const path = require('path');
const url = require('url');

// Keep a global reference of the window object, if you don't, the window will
// be closed automatically when the JavaScript object is garbage collected.
let mainWindow;

function createWindow () {
  // Create the browser window.
  mainWindow = new BrowserWindow({width: 800, height: 600});

  // and load the index.html of the app.
  mainWindow.loadURL(url.format({
    pathname: path.join(__dirname, "www/index.html"),
    protocol: "file:",
    slashes: true
  }));

  // Open the DevTools.
  mainWindow.webContents.openDevTools();

  // Emitted when the window is closed.
  mainWindow.on("closed", function () {
    // Dereference the window object, usually you would store windows
    // in an array if your app supports multi windows, this is the time
    // when you should delete the corresponding element.
    mainWindow = null
  });
}

// This method will be called when Electron has finished
// initialization and is ready to create browser windows.
// Some APIs can only be used after this event occurs.
app.on("ready", createWindow);

// Quit when all windows are closed.
app.on("window-all-closed", function () {
  // On OS X it is common for applications and their menu bar
  // to stay active until the user quits explicitly with Cmd + Q
  if (process.platform !== "darwin") {
    app.quit();
  };
})

app.on("activate", function () {
  // On OS X it's common to re-create a window in the app when the
  // dock icon is clicked and there are no other windows open.
  if (mainWindow === null) {
    createWindow();
  };
})

// In this file you can include the rest of your app's specific main process
// code.
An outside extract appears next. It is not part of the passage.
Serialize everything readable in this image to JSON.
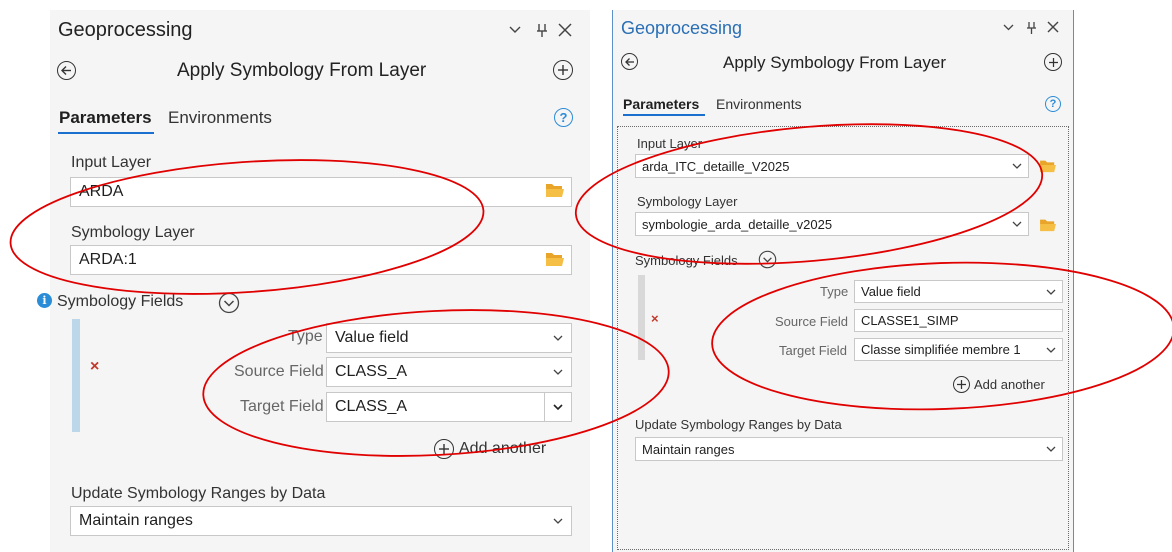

You can also put them in separate files and require them here.

 

Edit package.json and add to dev dependencies:   

"electron": "^1.6.2"

 

  Edit package.json and change the build script

"scripts": {
    "start": "electron .",
    "clean": "ionic-app-scripts clean",
    "build": "ionic-app-scripts build",
    "electron": "ionic-app-scripts build --copy electron.copy.js",
    "ionic:build": "ionic-app-scripts build",
    "ionic:serve": "ionic-app-scripts serve"
  },



Edit package.json and add the main.js

"main": "main.js"


Install Electron and dependencies

$ npm install

 

Build the project

$ npm run electron



Start the application

$ npm start

 

and we have a working application!  I clicked around and tested a few things.  It appears to be working, making calls to the external API and getting correct responses.  Cool!

 

 

Still some things to figure out, like whether I should get cordova loaded or not, whether it will export as an app nicely, whether there is a good way to do this that can keep the codebase the same and still build for mobile/web, whether I can make this work with a browser production build… those are less interesting details though and can wait for another sleepless learning curve night.  I'll update this post if I find better ways of doing things with this.

 

[edit 1] - simplified issue with polyfills copying

[edit 2] - created electron-specific build command

[edit 3] - added browser platform and attempted to use browser prod build in ionic - seems to work, but my app needs work with the browser cordova implementation so not sure where issues from that vs electron start/end.

Anyway for that to work I created electron-prod.sh

ionic build browser --prod
rm -rf www/*
cp -r platforms/browser/www/* www/
npm start

This uses the browser prod build in electron, does so by building for browser prod, then copying the prod files into the local www folder before starting electron.

 

Kojeon - the saga continues

So Edison has been calling BS on the Christmas Kojeon card because it's a photo-realistic Kojak who is clearly lying on Nick's blanket.  Fine then smart guy, you want to play it that way?  I've got a few things you don't have.

1. Mediocre photoshop skills

2. Google Translate

3. Contacts in Japan with access to the mail system

4. An obsessive compulsion to beat a 6 year old in a battle of wits

Let's see how he reacts when he gets personalized mail from Japan with a Japanese version of Kojeon AND a Kiteon with cartoonized depictions.

Checkmate?

 

Cmd-S
git add --all
git commit -m "feature wip"
git push origin feature-branch

*power goes out*
Thank git

 

Remember 4 months ago when the thing that scared people most was some dumb clowns in the woods?